I left Round 2 of tryouts in a Knoxville hotel ballroom not knowing if I’d made it to the show or not. Like a vague high school flirtation, I was afraid to appear too eager but dying to know if they really liked me.
About two weeks after Round 2, I received a phone call from a California number as I was driving home from work, and the producer on the other end asked if I could be in LA in two weeks to be a contestant. Y’all, I had to pull over.
She asked if I accepted the chance to appear, and I said YES (maybe a little too loudly). She asked if the date was acceptable. I told her if she’d asked me to be there on Christmas Eve, Santa and I could’ve made it work. She laughed as she emailed the specific instructions and said she’d see me in LA.
She’d see me…ME…in LA. On the side of the road, I let out a huge whoop of excitement, which scared my children in the back seat and made them cry.
I called my husband. I called my parents. I called my 92-year-old grandmother who never ever missed an episode. We were not, under any circumstances, to call her between six and seven p.m. because she was watching Wheel of Fortune and Jeopardy. I asked if she would like to go with me to LA, and she accepted without hesitation.
WOF contestants are allowed up to four guests to the show’s taping, and WOF books a specific Culver City hotel which is close to the studio for all its out of town contestants (there are often California contestants who try out and go home the same day).
Before I get to the good stuff of actual taping and competing, here are a few facts you might find interesting:
- WOF tapes one week of episodes in one day.

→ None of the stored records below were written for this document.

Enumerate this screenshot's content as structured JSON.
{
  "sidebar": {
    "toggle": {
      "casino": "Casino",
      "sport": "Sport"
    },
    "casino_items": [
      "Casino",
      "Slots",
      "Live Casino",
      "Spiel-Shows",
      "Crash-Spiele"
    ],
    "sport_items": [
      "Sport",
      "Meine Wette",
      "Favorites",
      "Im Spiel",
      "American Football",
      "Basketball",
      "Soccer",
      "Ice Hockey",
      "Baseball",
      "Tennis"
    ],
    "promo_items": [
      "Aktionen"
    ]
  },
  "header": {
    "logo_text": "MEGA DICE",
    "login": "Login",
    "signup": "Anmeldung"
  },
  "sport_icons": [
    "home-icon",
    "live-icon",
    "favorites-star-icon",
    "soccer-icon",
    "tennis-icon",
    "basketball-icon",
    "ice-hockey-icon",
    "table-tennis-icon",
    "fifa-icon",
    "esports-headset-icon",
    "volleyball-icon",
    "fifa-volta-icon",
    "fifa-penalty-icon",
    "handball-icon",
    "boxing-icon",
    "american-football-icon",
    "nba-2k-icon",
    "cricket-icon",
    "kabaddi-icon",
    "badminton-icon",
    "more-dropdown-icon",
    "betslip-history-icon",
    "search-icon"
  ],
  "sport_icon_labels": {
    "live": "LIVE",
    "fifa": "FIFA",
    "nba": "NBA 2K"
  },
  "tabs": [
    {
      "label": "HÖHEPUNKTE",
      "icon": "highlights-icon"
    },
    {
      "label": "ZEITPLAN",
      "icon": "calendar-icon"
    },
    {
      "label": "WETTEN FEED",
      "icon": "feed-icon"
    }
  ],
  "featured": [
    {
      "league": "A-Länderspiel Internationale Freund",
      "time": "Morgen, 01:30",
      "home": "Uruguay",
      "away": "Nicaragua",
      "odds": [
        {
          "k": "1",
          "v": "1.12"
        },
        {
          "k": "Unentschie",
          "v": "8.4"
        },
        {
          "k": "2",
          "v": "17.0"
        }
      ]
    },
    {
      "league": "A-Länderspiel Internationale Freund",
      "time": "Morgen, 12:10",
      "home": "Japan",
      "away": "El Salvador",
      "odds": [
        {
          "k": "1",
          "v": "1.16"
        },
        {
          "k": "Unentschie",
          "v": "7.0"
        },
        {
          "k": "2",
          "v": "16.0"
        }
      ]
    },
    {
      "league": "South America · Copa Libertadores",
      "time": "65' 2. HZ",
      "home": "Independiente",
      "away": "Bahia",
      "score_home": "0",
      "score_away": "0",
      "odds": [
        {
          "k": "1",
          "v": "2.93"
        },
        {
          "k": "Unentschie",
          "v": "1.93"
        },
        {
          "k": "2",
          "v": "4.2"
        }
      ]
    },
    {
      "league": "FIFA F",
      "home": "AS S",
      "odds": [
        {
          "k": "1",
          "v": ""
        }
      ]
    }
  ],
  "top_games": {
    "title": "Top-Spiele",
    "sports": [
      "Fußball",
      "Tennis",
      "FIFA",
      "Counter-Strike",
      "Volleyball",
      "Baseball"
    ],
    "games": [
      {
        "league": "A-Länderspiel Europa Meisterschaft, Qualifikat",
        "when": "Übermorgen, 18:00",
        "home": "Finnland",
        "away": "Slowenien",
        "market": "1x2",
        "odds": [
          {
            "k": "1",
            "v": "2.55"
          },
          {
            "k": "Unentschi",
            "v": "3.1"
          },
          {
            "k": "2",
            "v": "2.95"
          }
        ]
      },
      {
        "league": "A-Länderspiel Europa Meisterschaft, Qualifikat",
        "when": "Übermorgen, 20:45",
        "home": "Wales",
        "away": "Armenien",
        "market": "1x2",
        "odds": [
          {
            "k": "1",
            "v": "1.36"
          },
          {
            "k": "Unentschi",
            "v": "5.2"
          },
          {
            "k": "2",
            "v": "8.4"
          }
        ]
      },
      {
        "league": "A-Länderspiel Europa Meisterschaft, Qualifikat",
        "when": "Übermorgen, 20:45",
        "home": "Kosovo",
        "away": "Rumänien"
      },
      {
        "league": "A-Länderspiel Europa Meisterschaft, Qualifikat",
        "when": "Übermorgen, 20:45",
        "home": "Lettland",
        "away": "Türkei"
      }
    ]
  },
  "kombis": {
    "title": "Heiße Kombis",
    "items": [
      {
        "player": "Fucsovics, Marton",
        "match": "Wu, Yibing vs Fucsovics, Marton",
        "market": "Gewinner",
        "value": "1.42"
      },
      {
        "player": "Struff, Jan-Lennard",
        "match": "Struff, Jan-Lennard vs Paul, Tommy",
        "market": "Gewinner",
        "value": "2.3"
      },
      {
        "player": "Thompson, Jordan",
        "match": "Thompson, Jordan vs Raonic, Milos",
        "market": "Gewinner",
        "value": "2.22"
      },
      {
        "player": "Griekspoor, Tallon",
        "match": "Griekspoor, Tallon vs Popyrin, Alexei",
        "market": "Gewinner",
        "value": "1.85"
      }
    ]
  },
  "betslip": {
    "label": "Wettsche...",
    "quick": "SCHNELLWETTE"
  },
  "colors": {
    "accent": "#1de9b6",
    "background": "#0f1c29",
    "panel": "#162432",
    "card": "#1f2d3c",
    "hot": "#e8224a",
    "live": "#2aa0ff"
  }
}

- On each day of taping, there are fifteen contestants (five shows, three contestants each) and two alternates from the LA area in case someone gets sick or has an emergency. Alternates are guaranteed to be chosen as contestants at a later date, even if they don’t compete that day.
- The producers choose the three contestants who compete against each other, but the standing position (red, yellow, blue), and the day the show will air are drawn at random.
- Ever seen the movie Quiz Show? After that 1950s incident, all game shows are required to have an auditor there to ensure that neither the show nor the contestants are cheating.
- We taped our show with a Christmas theme in September, and it aired the day before Thanksgiving. It was odd to see Christmas stuff that early.
- We went down to the set and actually practiced spinning the Wheel, calling letters, and using the letter board before we had to actually go live. We were allowed to watch the other episodes being taped while we waited.
- We taped promotions to be a Secret Santa for someone at home. It was very, very awkward (for me, at least), and the producers assured us that everyone in our local viewing area would see them. We also taped a “local contestant” promo for our hometown television stations that run WOF. Also unendingly awkward for me.
- No cell phones or photography were allowed for contestants, and audience members were not allowed to have cameras inside the studio. The penalty was being asked to leave, so obviously no one wanted to risk it.
- Our families could see us warming up on the stage, but we were not allowed to communicate. Families were seated far away from the contestants while we were in the audience together.
Ready to get to the actual show’s taping? That’ll be next time, the final installment of “How to Be a Wheel of Fortune Contestant.”